|Dec 19, 1988||AS||Assignment|
Owner name: SWIVEL MACHINE WORKS, INC., 156 MARKVILLE ROAD, UN
Free format text: ASSIGNMENT OF ASSIGNORS INTEREST.;ASSIGNOR:EKSTROM, GLEN;REEL/FRAME:004990/0217
Effective date: 19881210
|May 27, 1993||FPAY||Fee payment|
Year of fee payment: 4
|Aug 12, 1997||REMI||Maintenance fee reminder mailed|
|Jan 4, 1998||LAPS||Lapse for failure to pay maintenance fees|
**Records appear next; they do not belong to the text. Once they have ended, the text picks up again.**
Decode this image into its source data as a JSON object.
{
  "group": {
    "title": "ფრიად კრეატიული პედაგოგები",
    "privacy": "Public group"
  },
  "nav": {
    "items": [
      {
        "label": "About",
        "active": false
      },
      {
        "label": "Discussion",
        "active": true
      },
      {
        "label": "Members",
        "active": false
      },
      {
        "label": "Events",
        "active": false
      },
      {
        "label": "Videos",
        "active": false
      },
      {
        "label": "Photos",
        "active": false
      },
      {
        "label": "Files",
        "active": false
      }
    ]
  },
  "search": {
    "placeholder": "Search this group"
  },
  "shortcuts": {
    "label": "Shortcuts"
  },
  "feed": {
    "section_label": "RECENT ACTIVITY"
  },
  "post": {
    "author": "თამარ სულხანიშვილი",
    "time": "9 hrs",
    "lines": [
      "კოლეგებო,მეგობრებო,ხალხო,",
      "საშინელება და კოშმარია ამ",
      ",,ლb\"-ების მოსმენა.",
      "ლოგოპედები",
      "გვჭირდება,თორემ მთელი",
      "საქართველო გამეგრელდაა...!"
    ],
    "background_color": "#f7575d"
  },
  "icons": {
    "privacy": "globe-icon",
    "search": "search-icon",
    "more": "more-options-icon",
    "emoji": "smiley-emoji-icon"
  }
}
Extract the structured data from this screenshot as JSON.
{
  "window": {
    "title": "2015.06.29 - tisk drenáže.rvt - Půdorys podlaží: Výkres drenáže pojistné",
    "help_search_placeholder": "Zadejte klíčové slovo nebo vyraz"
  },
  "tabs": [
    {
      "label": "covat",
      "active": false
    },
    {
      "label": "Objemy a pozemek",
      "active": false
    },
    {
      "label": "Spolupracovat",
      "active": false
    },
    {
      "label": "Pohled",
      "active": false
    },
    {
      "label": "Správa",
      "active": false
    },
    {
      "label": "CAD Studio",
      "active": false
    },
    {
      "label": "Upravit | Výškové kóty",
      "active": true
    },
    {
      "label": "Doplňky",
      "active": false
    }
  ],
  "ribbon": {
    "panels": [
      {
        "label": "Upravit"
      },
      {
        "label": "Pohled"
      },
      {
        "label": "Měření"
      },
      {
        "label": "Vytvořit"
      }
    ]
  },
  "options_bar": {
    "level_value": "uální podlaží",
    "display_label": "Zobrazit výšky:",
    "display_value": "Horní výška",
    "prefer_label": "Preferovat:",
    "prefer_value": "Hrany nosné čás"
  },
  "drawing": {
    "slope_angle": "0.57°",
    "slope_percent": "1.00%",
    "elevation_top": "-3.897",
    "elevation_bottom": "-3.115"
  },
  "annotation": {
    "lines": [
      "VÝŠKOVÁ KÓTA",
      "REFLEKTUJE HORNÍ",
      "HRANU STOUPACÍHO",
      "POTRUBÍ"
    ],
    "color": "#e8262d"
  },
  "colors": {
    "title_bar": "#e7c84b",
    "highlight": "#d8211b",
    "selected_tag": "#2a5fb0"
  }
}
|Mar 17, 1998||FP||Expired due to failure to pay maintenance fee|
Effective date: 19980107